- **How to complete this task**
Restate the data word for word and leave the images out.

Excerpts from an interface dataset
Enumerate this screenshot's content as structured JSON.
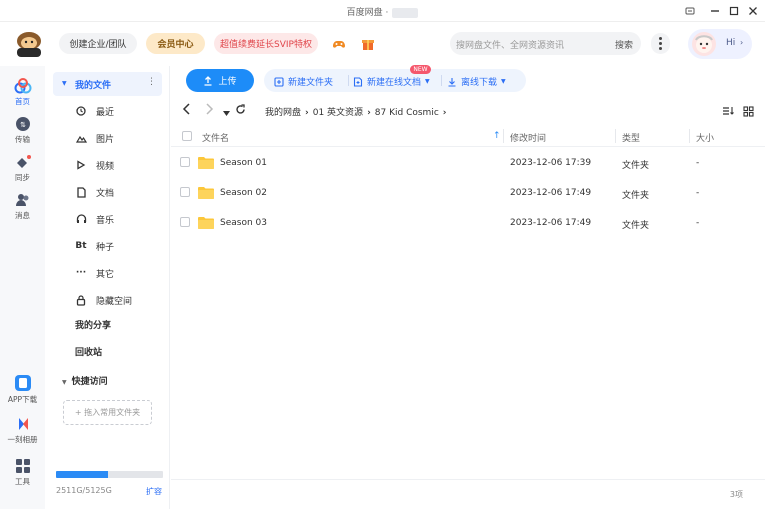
{
  "window": {
    "title": "百度网盘 ·"
  },
  "header": {
    "biz_label": "创建企业/团队",
    "vip_label": "会员中心",
    "promo_label": "超值续费延长SVIP特权",
    "search_placeholder": "搜网盘文件、全网资源资讯",
    "search_button": "搜索",
    "greeting": "Hi"
  },
  "rail": [
    {
      "label": "首页",
      "icon": "home-icon"
    },
    {
      "label": "传输",
      "icon": "transfer-icon"
    },
    {
      "label": "同步",
      "icon": "sync-icon"
    },
    {
      "label": "消息",
      "icon": "message-icon"
    },
    {
      "label": "APP下载",
      "icon": "app-download-icon"
    },
    {
      "label": "一刻相册",
      "icon": "album-icon"
    },
    {
      "label": "工具",
      "icon": "tools-icon"
    }
  ],
  "sidebar": {
    "my_files": "我的文件",
    "more": "⋮",
    "items": [
      {
        "label": "最近",
        "icon": "clock-icon"
      },
      {
        "label": "图片",
        "icon": "image-icon"
      },
      {
        "label": "视频",
        "icon": "video-icon"
      },
      {
        "label": "文档",
        "icon": "document-icon"
      },
      {
        "label": "音乐",
        "icon": "music-icon"
      },
      {
        "label": "种子",
        "icon": "bt-icon",
        "glyph": "Bt"
      },
      {
        "label": "其它",
        "icon": "more-icon",
        "glyph": "···"
      },
      {
        "label": "隐藏空间",
        "icon": "lock-icon"
      }
    ],
    "my_share": "我的分享",
    "recycle": "回收站",
    "quick_access": "快捷访问",
    "drop_hint": "+ 拖入常用文件夹",
    "quota_text": "2511G/5125G",
    "quota_fraction": 0.49,
    "expand": "扩容"
  },
  "toolbar": {
    "upload": "上传",
    "new_folder": "新建文件夹",
    "new_doc": "新建在线文档",
    "new_badge": "NEW",
    "offline_download": "离线下载"
  },
  "path": {
    "crumbs": [
      "我的网盘",
      "01 英文资源",
      "87 Kid Cosmic"
    ]
  },
  "table": {
    "headers": {
      "name": "文件名",
      "modified": "修改时间",
      "type": "类型",
      "size": "大小"
    },
    "rows": [
      {
        "name": "Season 01",
        "modified": "2023-12-06 17:39",
        "type": "文件夹",
        "size": "-"
      },
      {
        "name": "Season 02",
        "modified": "2023-12-06 17:49",
        "type": "文件夹",
        "size": "-"
      },
      {
        "name": "Season 03",
        "modified": "2023-12-06 17:49",
        "type": "文件夹",
        "size": "-"
      }
    ]
  },
  "footer": {
    "count": "3项"
  },
  "colors": {
    "accent": "#1d8cf8",
    "link": "#2b6ef5",
    "folder": "#fcc73a",
    "vip_bg": "#fde9c8",
    "promo_text": "#e0454a"
  }
}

- **Output for this task**
Enumerate this screenshot's content as structured JSON.
{
  "window": {
    "title": "百度网盘 ·"
  },
  "header": {
    "biz_label": "创建企业/团队",
    "vip_label": "会员中心",
    "promo_label": "超值续费延长SVIP特权",
    "search_placeholder": "搜网盘文件、全网资源资讯",
    "search_button": "搜索",
    "greeting": "Hi"
  },
  "rail": [
    {
      "label": "首页",
      "icon": "home-icon"
    },
    {
      "label": "传输",
      "icon": "transfer-icon"
    },
    {
      "label": "同步",
      "icon": "sync-icon"
    },
    {
      "label": "消息",
      "icon": "message-icon"
    },
    {
      "label": "APP下载",
      "icon": "app-download-icon"
    },
    {
      "label": "一刻相册",
      "icon": "album-icon"
    },
    {
      "label": "工具",
      "icon": "tools-icon"
    }
  ],
  "sidebar": {
    "my_files": "我的文件",
    "more": "⋮",
    "items": [
      {
        "label": "最近",
        "icon": "clock-icon"
      },
      {
        "label": "图片",
        "icon": "image-icon"
      },
      {
        "label": "视频",
        "icon": "video-icon"
      },
      {
        "label": "文档",
        "icon": "document-icon"
      },
      {
        "label": "音乐",
        "icon": "music-icon"
      },
      {
        "label": "种子",
        "icon": "bt-icon",
        "glyph": "Bt"
      },
      {
        "label": "其它",
        "icon": "more-icon",
        "glyph": "···"
      },
      {
        "label": "隐藏空间",
        "icon": "lock-icon"
      }
    ],
    "my_share": "我的分享",
    "recycle": "回收站",
    "quick_access": "快捷访问",
    "drop_hint": "+ 拖入常用文件夹",
    "quota_text": "2511G/5125G",
    "quota_fraction": 0.49,
    "expand": "扩容"
  },
  "toolbar": {
    "upload": "上传",
    "new_folder": "新建文件夹",
    "new_doc": "新建在线文档",
    "new_badge": "NEW",
    "offline_download": "离线下载"
  },
  "path": {
    "crumbs": [
      "我的网盘",
      "01 英文资源",
      "87 Kid Cosmic"
    ]
  },
  "table": {
    "headers": {
      "name": "文件名",
      "modified": "修改时间",
      "type": "类型",
      "size": "大小"
    },
    "rows": [
      {
        "name": "Season 01",
        "modified": "2023-12-06 17:39",
        "type": "文件夹",
        "size": "-"
      },
      {
        "name": "Season 02",
        "modified": "2023-12-06 17:49",
        "type": "文件夹",
        "size": "-"
      },
      {
        "name": "Season 03",
        "modified": "2023-12-06 17:49",
        "type": "文件夹",
        "size": "-"
      }
    ]
  },
  "footer": {
    "count": "3项"
  },
  "colors": {
    "accent": "#1d8cf8",
    "link": "#2b6ef5",
    "folder": "#fcc73a",
    "vip_bg": "#fde9c8",
    "promo_text": "#e0454a"
  }
}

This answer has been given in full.